I had intended to write a piece about crooner Jack Jones, who has had — and continues to have — a long and successful career as a jazz and pop singer. But I decided to save that for another day, and instead tell the story of his talented dad, Allan Jones, who paved the way via his genes and his influence.
The Pennsylvania-born Jones was the son of a coal miner, and spent some time underground himself as a young man but was able to sing his way into a scholarship that took him out of the mines. He would spend the next several years in New York, Paris and London, receiving a classical musical education that included operatic training.
By the early Thirties, he had returned to New York and immediately began working toward a career in music, but even though he did find some work singing the classics, he soon began to make a name for himself on Broadway. And — as was the case with many stage performers — he also soon found himself in Hollywood.
For a number of years, he was a popular performer who seemed to glide effortlessly from Broadway to Hollywood and back again. His best-remembered movie roles from those days are mostly parts that leaned on his singing ability. Good examples are two Marx Brothers' films — A Night At The Opera and A Day At The Races. He's also remembered for an early version of Showboat and for a movie called The Firefly, which furnished what became his signature song, "Donkey Serenade."

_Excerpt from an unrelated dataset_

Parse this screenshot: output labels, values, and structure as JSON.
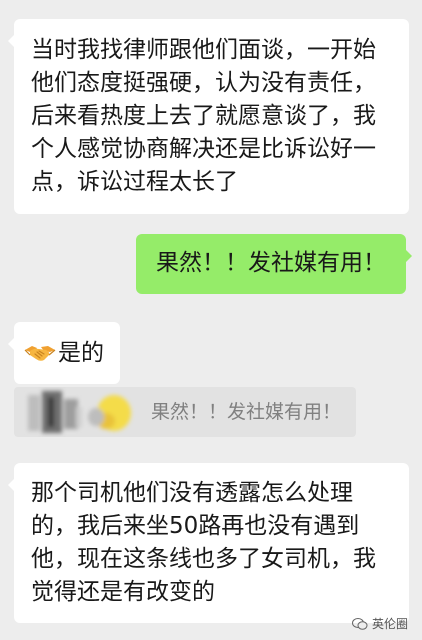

Although his film work eventually slowed, Allan Jones continued to work regularly for many years — not only on Broadway, but as a popular nightclub entertainer. He also had the pleasure of seeing his son Jack become a popular crooner, and the twosome often performed together. (Once making a fun appearance on a episode of Loveboat.)
Allan Jones died at age 84 in 1992, and is still remembered — and appreciated — by many.